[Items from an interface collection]
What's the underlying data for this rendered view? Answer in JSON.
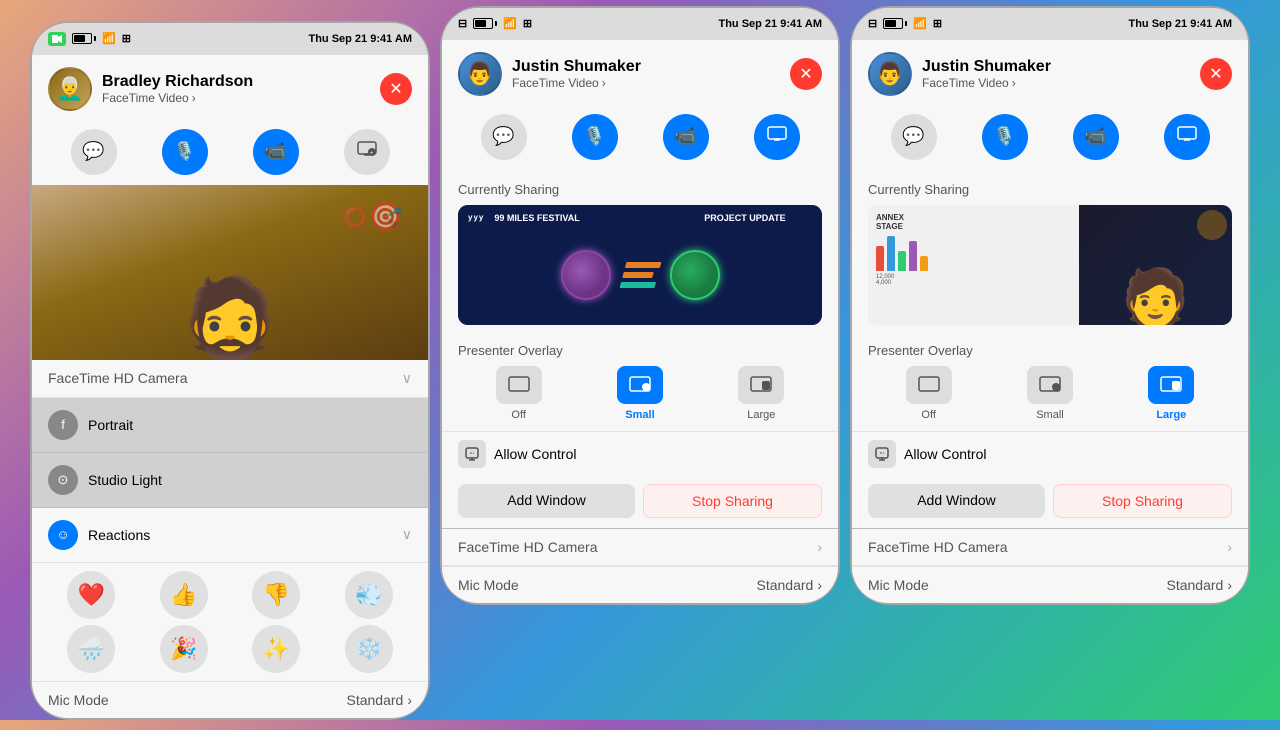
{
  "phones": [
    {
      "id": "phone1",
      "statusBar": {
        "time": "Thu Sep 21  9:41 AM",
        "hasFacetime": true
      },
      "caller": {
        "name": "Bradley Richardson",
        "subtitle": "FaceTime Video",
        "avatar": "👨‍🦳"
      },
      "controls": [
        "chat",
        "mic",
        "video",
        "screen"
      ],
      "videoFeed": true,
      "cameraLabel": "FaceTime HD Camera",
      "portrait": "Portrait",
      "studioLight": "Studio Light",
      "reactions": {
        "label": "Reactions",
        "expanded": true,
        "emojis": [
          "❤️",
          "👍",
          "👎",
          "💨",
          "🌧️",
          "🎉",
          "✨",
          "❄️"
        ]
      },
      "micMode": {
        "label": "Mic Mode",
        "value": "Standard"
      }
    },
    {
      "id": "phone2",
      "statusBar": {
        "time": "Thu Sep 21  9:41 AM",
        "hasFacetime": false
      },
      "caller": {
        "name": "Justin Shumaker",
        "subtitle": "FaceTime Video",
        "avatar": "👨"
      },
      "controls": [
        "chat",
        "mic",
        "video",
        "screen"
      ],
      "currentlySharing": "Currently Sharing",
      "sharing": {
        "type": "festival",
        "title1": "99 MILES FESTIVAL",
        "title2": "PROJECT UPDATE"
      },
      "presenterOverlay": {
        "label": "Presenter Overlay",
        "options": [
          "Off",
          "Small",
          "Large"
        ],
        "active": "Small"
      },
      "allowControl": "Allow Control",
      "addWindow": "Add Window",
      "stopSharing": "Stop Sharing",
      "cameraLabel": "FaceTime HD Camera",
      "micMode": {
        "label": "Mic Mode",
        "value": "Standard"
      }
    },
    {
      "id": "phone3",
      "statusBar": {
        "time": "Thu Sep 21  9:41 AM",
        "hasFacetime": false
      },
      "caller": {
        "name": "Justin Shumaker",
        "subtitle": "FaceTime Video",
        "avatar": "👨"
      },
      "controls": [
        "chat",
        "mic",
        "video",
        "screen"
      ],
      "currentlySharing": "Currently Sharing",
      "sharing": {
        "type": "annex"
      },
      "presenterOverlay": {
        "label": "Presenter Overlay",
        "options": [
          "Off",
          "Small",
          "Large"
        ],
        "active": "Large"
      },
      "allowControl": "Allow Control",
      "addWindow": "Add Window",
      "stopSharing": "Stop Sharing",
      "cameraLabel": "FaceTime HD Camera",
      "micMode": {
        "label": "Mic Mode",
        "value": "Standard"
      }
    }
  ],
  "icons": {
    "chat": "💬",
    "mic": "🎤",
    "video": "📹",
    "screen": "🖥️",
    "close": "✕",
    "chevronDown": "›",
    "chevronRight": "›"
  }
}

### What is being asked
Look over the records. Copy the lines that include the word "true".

### Solved exercise
        "hasFacetime": true
      "videoFeed": true,
        "expanded": true,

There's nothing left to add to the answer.